First Priorities: Paying Off High-Cost Debt and Building a Safety Reserve

By Eric Tyson

Plenty of younger folks have debts to pay and lack an emergency reserve of money for unexpected expenses. High-cost debts, such as on a credit card, can be a major impediment to investing, in particular, and accomplishing your future personal and financial goals, in a broader sense. A high interest rate keeps the debt growing and can cause your debt to spiral out of control, which is why dealing with such consumer debt should be your first priority, just before establishing an emergency reserve.

Pay off high-cost consumer debt

Paying down debts isn’t nearly as exciting as investing, but it can make your investment decisions less difficult. Rather than spending your time investigating specific investments, paying off your debts with money you’ve saved may indeed be your best investment.

Consumer debt includes borrowing on credit cards, auto loans, and the like, which are often costly ways to borrow. Banks and other lenders charge higher interest rates for consumer debt than for debt for investments, such as real estate and business, because consumer loans are the riskiest type of loans for a lender. Risk means the chance of the borrower’s defaulting and being unable to pay back all that he or she borrowed.

Many folks have credit card debt that costs 18 percent or more per year in interest. Some credit cards levy interest rates well above 20 percent if you make a late payment or two. Reducing and eventually eliminating this debt with your savings is like putting your money in an investment with a guaranteed tax-free return equal to the rate that you pay on your debt.

For example, if you have outstanding credit card debt at 18 percent interest, paying off that debt is the same as putting your money to work in an investment with a guaranteed 18 percent tax-free annual return.
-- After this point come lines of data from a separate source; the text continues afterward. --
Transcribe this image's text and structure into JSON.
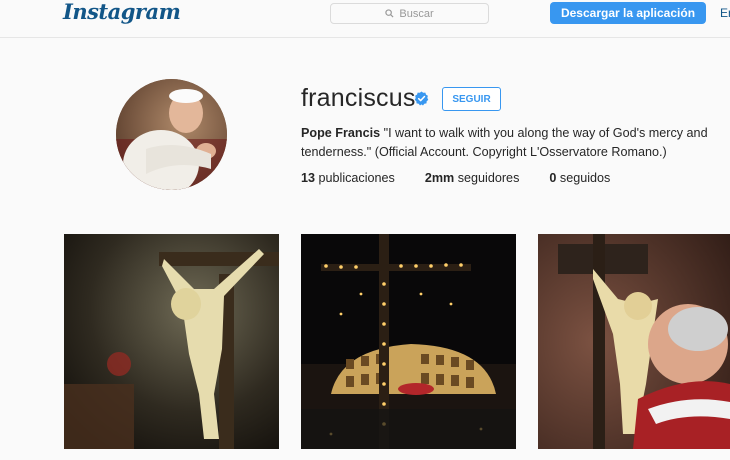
{
  "header": {
    "logo": "Instagram",
    "search_placeholder": "Buscar",
    "download_label": "Descargar la aplicación",
    "login_label": "Entrar"
  },
  "profile": {
    "username": "franciscus",
    "follow_label": "SEGUIR",
    "bio_name": "Pope Francis",
    "bio_text": " \"I want to walk with you along the way of God's mercy and tenderness.\" (Official Account. Copyright L'Osservatore Romano.)",
    "posts_count": "13",
    "posts_label": "publicaciones",
    "followers_count": "2mm",
    "followers_label": "seguidores",
    "following_count": "0",
    "following_label": "seguidos"
  },
  "icons": {
    "search": "search-icon",
    "verified": "verified-badge-icon"
  },
  "colors": {
    "brand_blue": "#3897f0",
    "logo_color": "#125688"
  }
}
Because the interest on consumer debt isn’t tax-deductible, you would need to earn more than 18 percent by investing your money elsewhere to net 18 percent after paying taxes. Earning such high investing returns is highly unlikely, and to earn those returns, you’d be forced to take great risk.

Consumer debt is hazardous to your long-term financial health (not to mention damaging to your credit score and future ability to borrow for a home or otherwise investments) because it encourages you to borrow against your future earnings.

Tapping credit card debt may make sense if you’re financing a business. If you don’t have home equity, personal loans (through a credit card or auto loan) may actually be your lowest-cost source of small-business financing.

Establish an emergency reserve

You never know what life will bring, so having an accessible reserve of cash to meet unexpected expenses makes good financial sense. If you have generous parents or dear relatives, you can certainly consider using them as your emergency reserve. Just be sure you ask them in advance how they feel about that before you count on receiving funding from them. If you don’t have a financially flush family member, the onus is on you to establish a reserve.

You should have at least three months’ worth of living expenses to as much as six months’ worth of living expenses as an emergency reserve. Invest this personal-safety-net money in a money market fund. You may also be able to borrow against your employer-based retirement account or against your home equity, should you find yourself in a bind, but these options are much less desirable.

If you don’t have a financial safety net, you may be forced, under duress, to sell an investment (at a relatively low price) that you’ve worked hard for. And selling some investments, such as real estate, can take time and cost significant money (transaction costs, taxes, and so on).

Riskier investments like stocks aren’t a suitable place to keep your emergency money invested. While stocks historically have returned about 9 percent per year, about one-third of the time, stocks decline in value in a given year, sometimes substantially. Stocks can drop and have dropped 20, 30, or 50 percent or more over relatively short periods of time. Suppose that such a decline coincides with an emergency, such as the loss of your job or a health problem that creates major medical bills. Your situation may force you to sell at a loss, perhaps a substantial one. Stocks are intended to be a longer-term investment, not an investment that you expect (or need) to sell in the near future.